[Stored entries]
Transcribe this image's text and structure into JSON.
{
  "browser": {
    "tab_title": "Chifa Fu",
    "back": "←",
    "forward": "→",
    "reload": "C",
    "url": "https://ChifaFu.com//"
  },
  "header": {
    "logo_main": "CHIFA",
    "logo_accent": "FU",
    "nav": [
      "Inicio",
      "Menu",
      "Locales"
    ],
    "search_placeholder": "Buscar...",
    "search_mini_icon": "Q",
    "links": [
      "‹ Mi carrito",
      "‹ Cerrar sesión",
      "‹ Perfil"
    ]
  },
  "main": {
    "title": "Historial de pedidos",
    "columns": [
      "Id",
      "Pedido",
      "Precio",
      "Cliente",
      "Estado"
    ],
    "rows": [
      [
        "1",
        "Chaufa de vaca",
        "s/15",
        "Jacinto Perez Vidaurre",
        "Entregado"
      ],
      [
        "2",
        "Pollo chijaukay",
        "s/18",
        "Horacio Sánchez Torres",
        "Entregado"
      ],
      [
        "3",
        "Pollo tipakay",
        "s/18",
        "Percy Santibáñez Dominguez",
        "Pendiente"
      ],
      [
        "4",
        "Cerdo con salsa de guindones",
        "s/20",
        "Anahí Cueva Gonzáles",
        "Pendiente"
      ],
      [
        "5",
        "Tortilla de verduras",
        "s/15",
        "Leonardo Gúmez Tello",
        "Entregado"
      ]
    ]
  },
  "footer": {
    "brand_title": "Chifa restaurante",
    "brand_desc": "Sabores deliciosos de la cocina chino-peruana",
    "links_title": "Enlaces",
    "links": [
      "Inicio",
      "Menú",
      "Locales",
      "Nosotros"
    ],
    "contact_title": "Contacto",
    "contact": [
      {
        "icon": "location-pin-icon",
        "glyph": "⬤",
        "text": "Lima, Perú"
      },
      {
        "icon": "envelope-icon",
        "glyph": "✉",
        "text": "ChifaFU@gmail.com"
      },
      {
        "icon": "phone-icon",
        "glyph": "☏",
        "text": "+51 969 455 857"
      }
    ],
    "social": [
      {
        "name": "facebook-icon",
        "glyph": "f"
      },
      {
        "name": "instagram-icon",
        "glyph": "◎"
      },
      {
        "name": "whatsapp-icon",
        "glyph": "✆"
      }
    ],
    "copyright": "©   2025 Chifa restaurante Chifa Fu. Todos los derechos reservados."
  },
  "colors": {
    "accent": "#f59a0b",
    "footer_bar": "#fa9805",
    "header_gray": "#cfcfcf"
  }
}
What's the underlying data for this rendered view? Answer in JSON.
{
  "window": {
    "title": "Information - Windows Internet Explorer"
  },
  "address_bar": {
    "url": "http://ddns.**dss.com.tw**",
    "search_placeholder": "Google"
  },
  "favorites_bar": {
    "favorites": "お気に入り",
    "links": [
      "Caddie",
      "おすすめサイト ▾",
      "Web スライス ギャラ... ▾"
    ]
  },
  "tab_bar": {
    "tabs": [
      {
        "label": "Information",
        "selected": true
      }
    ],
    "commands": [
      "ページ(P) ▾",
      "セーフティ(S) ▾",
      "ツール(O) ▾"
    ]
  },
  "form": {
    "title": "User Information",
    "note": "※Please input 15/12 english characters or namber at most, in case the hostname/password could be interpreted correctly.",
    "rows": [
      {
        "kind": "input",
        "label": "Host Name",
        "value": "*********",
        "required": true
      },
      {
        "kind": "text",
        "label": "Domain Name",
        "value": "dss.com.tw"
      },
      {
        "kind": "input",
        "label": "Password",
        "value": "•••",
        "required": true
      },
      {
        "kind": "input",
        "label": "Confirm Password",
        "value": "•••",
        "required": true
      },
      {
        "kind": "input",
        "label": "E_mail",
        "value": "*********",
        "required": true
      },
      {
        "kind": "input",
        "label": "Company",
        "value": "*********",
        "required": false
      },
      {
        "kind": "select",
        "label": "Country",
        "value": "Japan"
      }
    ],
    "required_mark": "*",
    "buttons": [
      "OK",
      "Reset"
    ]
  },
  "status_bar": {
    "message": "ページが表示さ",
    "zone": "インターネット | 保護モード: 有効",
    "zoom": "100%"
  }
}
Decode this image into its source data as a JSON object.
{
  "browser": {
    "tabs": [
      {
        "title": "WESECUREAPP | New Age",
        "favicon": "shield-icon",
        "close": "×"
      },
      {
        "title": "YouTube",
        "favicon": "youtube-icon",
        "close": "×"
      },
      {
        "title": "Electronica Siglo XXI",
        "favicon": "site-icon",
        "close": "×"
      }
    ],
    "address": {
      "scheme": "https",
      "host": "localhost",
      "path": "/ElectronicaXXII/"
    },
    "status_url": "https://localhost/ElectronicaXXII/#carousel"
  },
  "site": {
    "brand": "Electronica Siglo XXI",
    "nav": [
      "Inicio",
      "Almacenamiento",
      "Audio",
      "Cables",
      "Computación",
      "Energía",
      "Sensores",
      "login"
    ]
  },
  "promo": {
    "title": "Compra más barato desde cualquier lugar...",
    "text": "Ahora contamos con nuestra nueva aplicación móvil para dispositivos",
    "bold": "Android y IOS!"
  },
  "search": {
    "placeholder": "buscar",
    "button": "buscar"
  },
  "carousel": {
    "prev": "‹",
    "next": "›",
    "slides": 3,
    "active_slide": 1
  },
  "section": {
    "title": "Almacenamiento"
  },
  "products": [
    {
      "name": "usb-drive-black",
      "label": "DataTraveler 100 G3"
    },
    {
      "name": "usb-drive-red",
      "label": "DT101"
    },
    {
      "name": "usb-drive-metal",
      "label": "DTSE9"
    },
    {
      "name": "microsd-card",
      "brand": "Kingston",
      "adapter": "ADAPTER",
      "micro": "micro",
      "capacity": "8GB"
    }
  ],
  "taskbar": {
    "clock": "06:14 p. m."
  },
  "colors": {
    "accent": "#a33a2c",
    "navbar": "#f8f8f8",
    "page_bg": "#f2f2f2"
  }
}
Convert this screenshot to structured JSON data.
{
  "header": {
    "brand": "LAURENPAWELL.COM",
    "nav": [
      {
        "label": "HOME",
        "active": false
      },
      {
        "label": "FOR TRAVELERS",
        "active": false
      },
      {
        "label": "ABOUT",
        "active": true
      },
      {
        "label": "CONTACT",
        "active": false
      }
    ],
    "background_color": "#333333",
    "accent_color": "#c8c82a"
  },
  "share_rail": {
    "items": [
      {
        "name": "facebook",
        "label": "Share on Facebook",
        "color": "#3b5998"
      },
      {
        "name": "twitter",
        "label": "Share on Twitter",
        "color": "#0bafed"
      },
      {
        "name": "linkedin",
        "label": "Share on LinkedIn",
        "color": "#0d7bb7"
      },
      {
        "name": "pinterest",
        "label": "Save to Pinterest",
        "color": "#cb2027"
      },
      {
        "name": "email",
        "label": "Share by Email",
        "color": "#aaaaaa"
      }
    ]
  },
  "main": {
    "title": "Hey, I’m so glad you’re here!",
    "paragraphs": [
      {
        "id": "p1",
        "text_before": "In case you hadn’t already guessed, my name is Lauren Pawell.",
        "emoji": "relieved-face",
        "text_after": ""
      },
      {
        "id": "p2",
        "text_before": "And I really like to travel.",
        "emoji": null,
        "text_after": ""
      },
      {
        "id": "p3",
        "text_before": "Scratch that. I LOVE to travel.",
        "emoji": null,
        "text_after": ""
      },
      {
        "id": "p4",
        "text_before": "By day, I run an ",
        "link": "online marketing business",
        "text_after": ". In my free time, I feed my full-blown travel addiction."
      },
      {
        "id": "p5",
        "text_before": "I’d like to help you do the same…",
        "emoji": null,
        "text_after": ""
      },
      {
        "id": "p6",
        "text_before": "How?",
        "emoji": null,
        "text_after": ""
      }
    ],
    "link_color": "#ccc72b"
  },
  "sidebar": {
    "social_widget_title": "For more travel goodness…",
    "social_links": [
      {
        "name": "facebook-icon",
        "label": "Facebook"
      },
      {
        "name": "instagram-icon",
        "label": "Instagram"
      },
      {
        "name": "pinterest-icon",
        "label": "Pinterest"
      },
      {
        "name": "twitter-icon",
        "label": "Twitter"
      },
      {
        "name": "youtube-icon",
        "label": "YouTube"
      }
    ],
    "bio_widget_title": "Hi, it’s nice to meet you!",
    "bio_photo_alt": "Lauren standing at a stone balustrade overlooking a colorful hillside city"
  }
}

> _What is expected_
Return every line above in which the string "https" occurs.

> _Response_
    "url": "https://ChifaFu.com//"
      "scheme": "https",
    "status_url": "https://localhost/ElectronicaXXII/#carousel"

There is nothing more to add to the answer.